Osinbajo heads rehabilitation committee
Alhassan added that once the 82 girls completed their medical treatment, they would undergo the rehabilitation and integration processes which the 21 initially rescued girls were undergoing.
She disclosed that the committee on the rehabilitation and reintegration of the Chibok girls would be headed by Acting President Yemi Osinbajo.
The minister also disclosed that one of the 21 girls had asked for permission to visit her family and had been allowed to go and expected back in two weeks.
Girls have bullet fragments in their bodies
Alhassan added that some of the girls still had bullet or blast fragments in their bodies.
The minister was quoted as saying this during an interview with CNN when the news agency visited the hostel where the 21 girls, who were rescued in October last year, live.
The report read in part, “But behind their smiles and brightly coloured clothes lurk memories of their dark past. One of them was absent to remove shrapnel still embedded in her body, Alhassan said.
“CNN was told that some of them had shrapnel wounds from their time with Boko Haram and some still have shrapnel in their bodies that need to be removed. But no further details were given about how many of them are being treated for this.”
“Three of the rescued girls told CNN that they were happy with their living conditions.”
One of the girls, Rebecca Mallum, said they all took part in a structured programme that started with breakfast, vocational training and classes that included Chemistry and English but there’s also time to pray and unwind with games.
She said, “I really enjoy tailoring and catering.

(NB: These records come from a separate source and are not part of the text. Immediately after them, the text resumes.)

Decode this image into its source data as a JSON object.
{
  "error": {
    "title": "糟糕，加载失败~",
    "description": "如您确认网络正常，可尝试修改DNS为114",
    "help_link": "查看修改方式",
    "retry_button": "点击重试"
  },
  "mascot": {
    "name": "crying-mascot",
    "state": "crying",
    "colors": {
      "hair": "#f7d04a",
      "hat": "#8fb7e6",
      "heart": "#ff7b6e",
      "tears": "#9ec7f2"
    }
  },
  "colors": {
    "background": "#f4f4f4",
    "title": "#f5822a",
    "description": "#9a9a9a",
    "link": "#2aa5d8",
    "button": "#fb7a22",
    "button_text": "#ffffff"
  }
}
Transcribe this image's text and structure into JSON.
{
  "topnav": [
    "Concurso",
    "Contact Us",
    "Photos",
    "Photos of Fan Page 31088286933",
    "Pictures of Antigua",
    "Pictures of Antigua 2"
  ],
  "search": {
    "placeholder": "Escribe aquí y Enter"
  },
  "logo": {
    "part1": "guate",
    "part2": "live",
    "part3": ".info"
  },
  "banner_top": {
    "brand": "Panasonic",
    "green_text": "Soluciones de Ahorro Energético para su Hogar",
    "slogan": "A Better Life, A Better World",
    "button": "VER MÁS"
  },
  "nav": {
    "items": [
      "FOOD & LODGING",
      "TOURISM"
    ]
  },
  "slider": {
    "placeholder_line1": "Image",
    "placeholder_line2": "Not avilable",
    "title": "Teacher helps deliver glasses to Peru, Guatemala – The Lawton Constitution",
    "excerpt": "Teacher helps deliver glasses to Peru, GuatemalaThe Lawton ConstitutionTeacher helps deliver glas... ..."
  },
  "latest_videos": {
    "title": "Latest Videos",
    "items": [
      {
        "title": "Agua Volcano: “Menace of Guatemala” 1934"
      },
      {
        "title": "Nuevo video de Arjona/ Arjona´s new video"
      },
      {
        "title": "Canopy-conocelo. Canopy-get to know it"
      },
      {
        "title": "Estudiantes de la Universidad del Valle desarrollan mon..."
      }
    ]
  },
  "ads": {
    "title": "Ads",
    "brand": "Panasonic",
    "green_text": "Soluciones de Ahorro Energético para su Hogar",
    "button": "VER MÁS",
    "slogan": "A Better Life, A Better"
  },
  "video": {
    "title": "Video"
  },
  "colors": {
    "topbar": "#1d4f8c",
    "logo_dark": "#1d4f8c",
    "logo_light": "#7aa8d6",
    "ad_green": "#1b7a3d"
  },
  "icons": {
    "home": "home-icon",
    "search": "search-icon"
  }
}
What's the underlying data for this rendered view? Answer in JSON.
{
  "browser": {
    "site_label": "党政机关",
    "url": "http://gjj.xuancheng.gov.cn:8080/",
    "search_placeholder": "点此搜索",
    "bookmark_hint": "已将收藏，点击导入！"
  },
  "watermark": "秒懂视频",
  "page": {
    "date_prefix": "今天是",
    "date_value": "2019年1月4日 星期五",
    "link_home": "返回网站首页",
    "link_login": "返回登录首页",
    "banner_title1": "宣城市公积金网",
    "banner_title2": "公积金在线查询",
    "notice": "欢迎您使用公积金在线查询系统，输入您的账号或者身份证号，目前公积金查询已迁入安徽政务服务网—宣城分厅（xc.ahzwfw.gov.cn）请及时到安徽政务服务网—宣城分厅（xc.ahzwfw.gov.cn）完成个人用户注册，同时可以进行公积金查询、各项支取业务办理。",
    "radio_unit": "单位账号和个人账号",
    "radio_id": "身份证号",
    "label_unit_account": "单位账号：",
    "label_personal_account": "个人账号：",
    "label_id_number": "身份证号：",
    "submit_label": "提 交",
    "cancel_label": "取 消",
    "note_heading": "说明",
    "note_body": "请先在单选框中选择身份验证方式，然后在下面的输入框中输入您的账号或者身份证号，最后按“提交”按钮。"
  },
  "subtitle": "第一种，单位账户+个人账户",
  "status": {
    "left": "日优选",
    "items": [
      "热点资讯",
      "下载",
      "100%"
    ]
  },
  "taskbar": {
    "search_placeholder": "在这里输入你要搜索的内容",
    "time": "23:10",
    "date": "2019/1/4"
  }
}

I want to be a doctor in the future because I want to help people.”
Another girl, Helen Musa, said she began her day with a prayer along with others. After breakfast, she says she cleans her room, goes to class and plays handball during her downtime.
She said, “I want to be a doctor. I want to help so many people who are not feeling fine. I like Biology, Chemistry.”
Agnes Gabani, 19, said she was happy at the facility and enjoyed her classes.
“I like to do Agriculture, Biology, English, games. I want to be a doctor in future. Many people are dying and I want to help them to survive,” she said.
The minister said there were also remedial classes to help them catch up on the years of education they missed.